### [Work instruction]
What is needed is a word-for-word copy of the listing below, without pictures.

### [Data extract]
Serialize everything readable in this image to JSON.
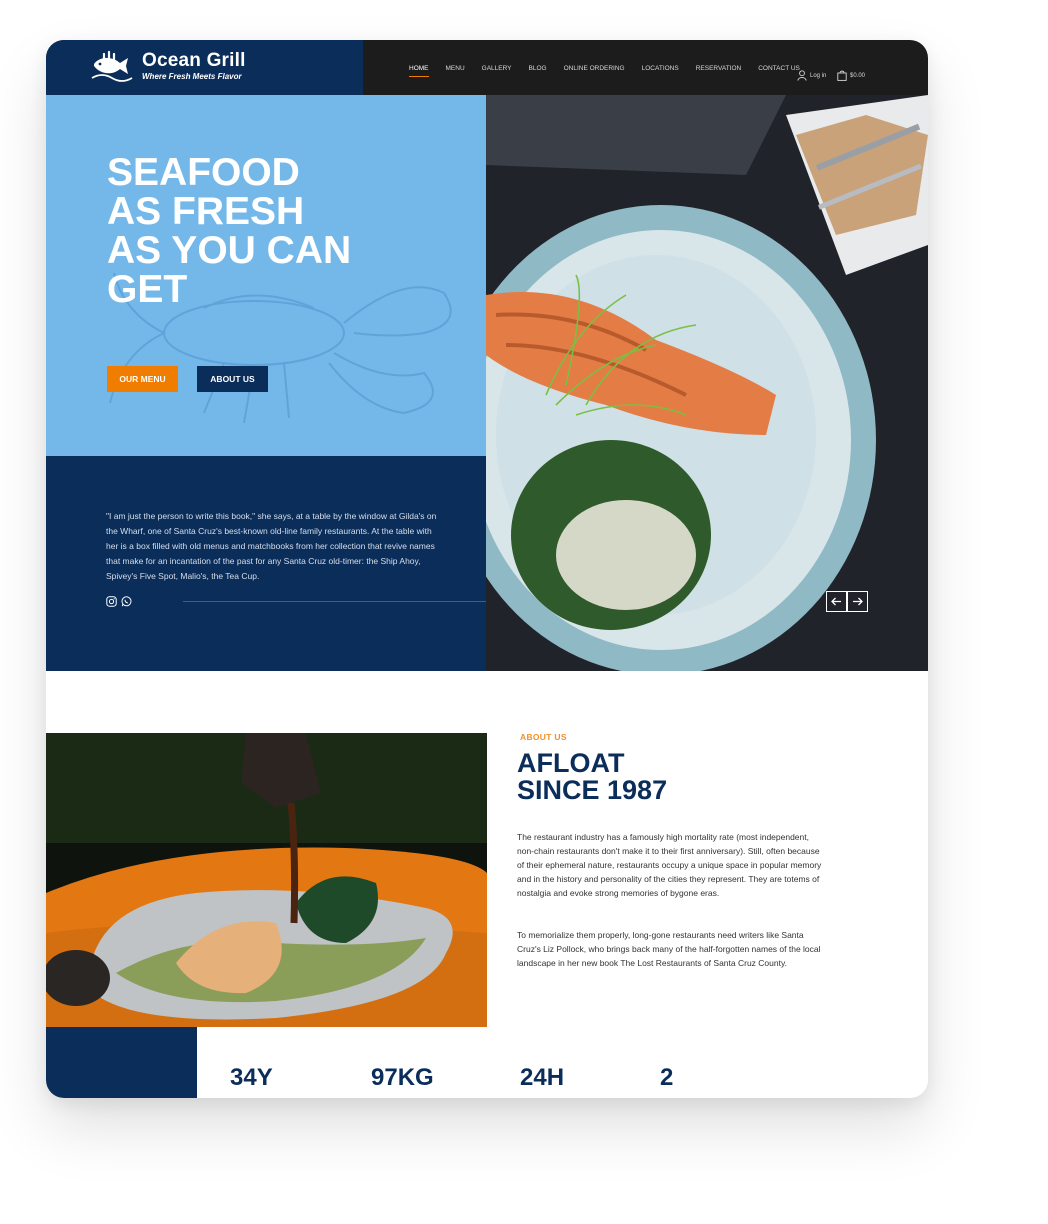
{
  "brand": {
    "name": "Ocean Grill",
    "tagline": "Where Fresh Meets Flavor"
  },
  "nav": {
    "items": [
      {
        "label": "HOME",
        "active": true
      },
      {
        "label": "MENU"
      },
      {
        "label": "GALLERY"
      },
      {
        "label": "BLOG"
      },
      {
        "label": "ONLINE ORDERING"
      },
      {
        "label": "LOCATIONS"
      },
      {
        "label": "RESERVATION"
      },
      {
        "label": "CONTACT US"
      }
    ],
    "login_label": "Log in",
    "cart_total": "$0.00"
  },
  "hero": {
    "title_lines": [
      "SEAFOOD",
      "AS FRESH",
      "AS YOU CAN",
      "GET"
    ],
    "primary_button": "OUR MENU",
    "secondary_button": "ABOUT US",
    "quote": "\"I am just the person to write this book,\" she says, at a table by the window at Gilda's on the Wharf, one of Santa Cruz's best-known old-line family restaurants. At the table with her is a box filled with old menus and matchbooks from her collection that revive names that make for an incantation of the past for any Santa Cruz old-timer: the Ship Ahoy, Spivey's Five Spot, Malio's, the Tea Cup."
  },
  "about": {
    "label": "ABOUT US",
    "title_lines": [
      "AFLOAT",
      "SINCE 1987"
    ],
    "paragraph1": "The restaurant industry has a famously high mortality rate (most independent, non-chain restaurants don't make it to their first anniversary). Still, often because of their ephemeral nature, restaurants occupy a unique space in popular memory and in the history and personality of the cities they represent. They are totems of nostalgia and evoke strong memories of bygone eras.",
    "paragraph2": "To memorialize them properly, long-gone restaurants need writers like Santa Cruz's Liz Pollock, who brings back many of the half-forgotten names of the local landscape in her new book The Lost Restaurants of Santa Cruz County."
  },
  "stats": [
    "34Y",
    "97KG",
    "24H",
    "2"
  ],
  "colors": {
    "navy": "#0b2d5a",
    "sky": "#74b8ea",
    "orange": "#f07c00",
    "header_dark": "#1c1c1c"
  },
  "icons": [
    "fish-logo-icon",
    "user-icon",
    "shopping-bag-icon",
    "instagram-icon",
    "whatsapp-icon",
    "arrow-left-icon",
    "arrow-right-icon"
  ]
}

### [Your response]
Serialize everything readable in this image to JSON.
{
  "brand": {
    "name": "Ocean Grill",
    "tagline": "Where Fresh Meets Flavor"
  },
  "nav": {
    "items": [
      {
        "label": "HOME",
        "active": true
      },
      {
        "label": "MENU"
      },
      {
        "label": "GALLERY"
      },
      {
        "label": "BLOG"
      },
      {
        "label": "ONLINE ORDERING"
      },
      {
        "label": "LOCATIONS"
      },
      {
        "label": "RESERVATION"
      },
      {
        "label": "CONTACT US"
      }
    ],
    "login_label": "Log in",
    "cart_total": "$0.00"
  },
  "hero": {
    "title_lines": [
      "SEAFOOD",
      "AS FRESH",
      "AS YOU CAN",
      "GET"
    ],
    "primary_button": "OUR MENU",
    "secondary_button": "ABOUT US",
    "quote": "\"I am just the person to write this book,\" she says, at a table by the window at Gilda's on the Wharf, one of Santa Cruz's best-known old-line family restaurants. At the table with her is a box filled with old menus and matchbooks from her collection that revive names that make for an incantation of the past for any Santa Cruz old-timer: the Ship Ahoy, Spivey's Five Spot, Malio's, the Tea Cup."
  },
  "about": {
    "label": "ABOUT US",
    "title_lines": [
      "AFLOAT",
      "SINCE 1987"
    ],
    "paragraph1": "The restaurant industry has a famously high mortality rate (most independent, non-chain restaurants don't make it to their first anniversary). Still, often because of their ephemeral nature, restaurants occupy a unique space in popular memory and in the history and personality of the cities they represent. They are totems of nostalgia and evoke strong memories of bygone eras.",
    "paragraph2": "To memorialize them properly, long-gone restaurants need writers like Santa Cruz's Liz Pollock, who brings back many of the half-forgotten names of the local landscape in her new book The Lost Restaurants of Santa Cruz County."
  },
  "stats": [
    "34Y",
    "97KG",
    "24H",
    "2"
  ],
  "colors": {
    "navy": "#0b2d5a",
    "sky": "#74b8ea",
    "orange": "#f07c00",
    "header_dark": "#1c1c1c"
  },
  "icons": [
    "fish-logo-icon",
    "user-icon",
    "shopping-bag-icon",
    "instagram-icon",
    "whatsapp-icon",
    "arrow-left-icon",
    "arrow-right-icon"
  ]
}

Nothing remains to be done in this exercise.